The music on “The Great Fiddle Player” illustrates these diverse elements of Gorman’s musical life well. The “Geese in the Bog,” for example, is lovely. But it was recorded live in the Bedford Arms in Camden Town, so the energy here is lively and evocative, enhanced by the cash registers ringing in the background. Similarly, “Sligo Maid / Molloy’s,” both tunes Gorman would have learned directly from Gannon, were recorded with Margaret Barry’s accompaniment at the Cecil Sharp House in Camden Town. They’re rugged and beautifully done. “Down the Broom / The Pigeon on the Gate,” which was recorded as a custom private acetate in the late 40s/early 50s flashes a younger Gorman, bursting with energy.
The set also affords listeners opportunities to hear how Gorman’s music changed over time. For example, it includes two versions of Gorman’s infamous composition “The Mountain Road,” the two part original, and a later six part version. This six part version is prefaced with a wonderful interview segment of Gorman talking about how the tune got its name. It also includes two versions of “Doctor Gilbert,” one recorded c.late 40s/early 50s, and the other in 1968. The similarities and differences in tone and delivery between the two are fascinating.
A small number of other tracks are included here that give a sense of the milieu out of which Gorman came. For example, there are a couple of early commercial recordings of Peter Wyper, who was one of Gorman’s influences. There’s also a recording of his brother Martin singing “Highland Mary,” which is excellent and adds to the story.
“The Great Fiddle Player” reinforces Gorman’s genius. Although not a technician of, say, Coleman’s level, Gorman’s playing was nonetheless marvelous. He had great tone, brilliant rhythm, and possessed a sense of phrasing and lift most befitting of his Co. Sligo heritage. This album, especially in combination with another Gorman collection “The Sligo Champion” (Topic Records, 2001), gives a detailed perspective on a player whose legacy should be more widely celebrated.
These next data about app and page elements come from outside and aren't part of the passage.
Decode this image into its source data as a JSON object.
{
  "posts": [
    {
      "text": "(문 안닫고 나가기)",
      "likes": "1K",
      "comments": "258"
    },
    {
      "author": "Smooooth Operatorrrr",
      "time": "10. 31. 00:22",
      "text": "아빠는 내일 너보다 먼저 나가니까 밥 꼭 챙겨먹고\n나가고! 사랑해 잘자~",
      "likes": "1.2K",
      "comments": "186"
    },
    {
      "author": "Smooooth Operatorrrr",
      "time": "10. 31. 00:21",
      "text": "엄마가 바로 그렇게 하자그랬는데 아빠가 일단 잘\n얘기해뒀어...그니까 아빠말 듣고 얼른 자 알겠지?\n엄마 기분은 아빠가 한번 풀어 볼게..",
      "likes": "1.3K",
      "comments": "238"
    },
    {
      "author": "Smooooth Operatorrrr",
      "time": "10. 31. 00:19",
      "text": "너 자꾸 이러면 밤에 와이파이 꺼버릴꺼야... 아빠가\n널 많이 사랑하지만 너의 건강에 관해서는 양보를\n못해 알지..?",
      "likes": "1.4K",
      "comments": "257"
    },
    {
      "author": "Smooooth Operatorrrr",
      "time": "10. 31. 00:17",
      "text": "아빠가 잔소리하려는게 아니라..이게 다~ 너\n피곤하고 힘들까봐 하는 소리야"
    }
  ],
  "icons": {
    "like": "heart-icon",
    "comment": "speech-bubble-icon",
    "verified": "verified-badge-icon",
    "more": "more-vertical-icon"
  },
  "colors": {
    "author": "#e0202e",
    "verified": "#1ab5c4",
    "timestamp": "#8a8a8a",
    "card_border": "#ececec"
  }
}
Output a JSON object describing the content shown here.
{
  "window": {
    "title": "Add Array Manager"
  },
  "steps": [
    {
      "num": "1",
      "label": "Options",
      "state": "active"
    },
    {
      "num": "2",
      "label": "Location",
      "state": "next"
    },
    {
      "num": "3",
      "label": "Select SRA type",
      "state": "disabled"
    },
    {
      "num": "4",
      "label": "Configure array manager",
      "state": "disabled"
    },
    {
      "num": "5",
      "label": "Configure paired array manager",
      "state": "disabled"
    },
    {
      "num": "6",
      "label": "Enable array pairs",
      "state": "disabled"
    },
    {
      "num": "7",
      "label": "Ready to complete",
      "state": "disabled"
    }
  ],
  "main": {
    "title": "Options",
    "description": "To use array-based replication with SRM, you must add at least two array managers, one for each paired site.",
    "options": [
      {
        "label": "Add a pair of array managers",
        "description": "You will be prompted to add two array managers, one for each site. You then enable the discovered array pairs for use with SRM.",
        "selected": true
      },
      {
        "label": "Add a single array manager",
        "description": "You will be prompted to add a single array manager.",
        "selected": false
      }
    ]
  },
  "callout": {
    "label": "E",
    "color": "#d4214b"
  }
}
This album is highly recommended and again, is a must for every fiddle player out there. It’s available through its producer Lamond Gillespie’s website, lamondgillespie.co.uk. (Incidentally, Gillespie also produced the amazing Jimmy Power album I wrote about here in 2018. While you’re at Gillespie’s site ordering the Gorman release, take a look at the Power recording, too, and save on postage!)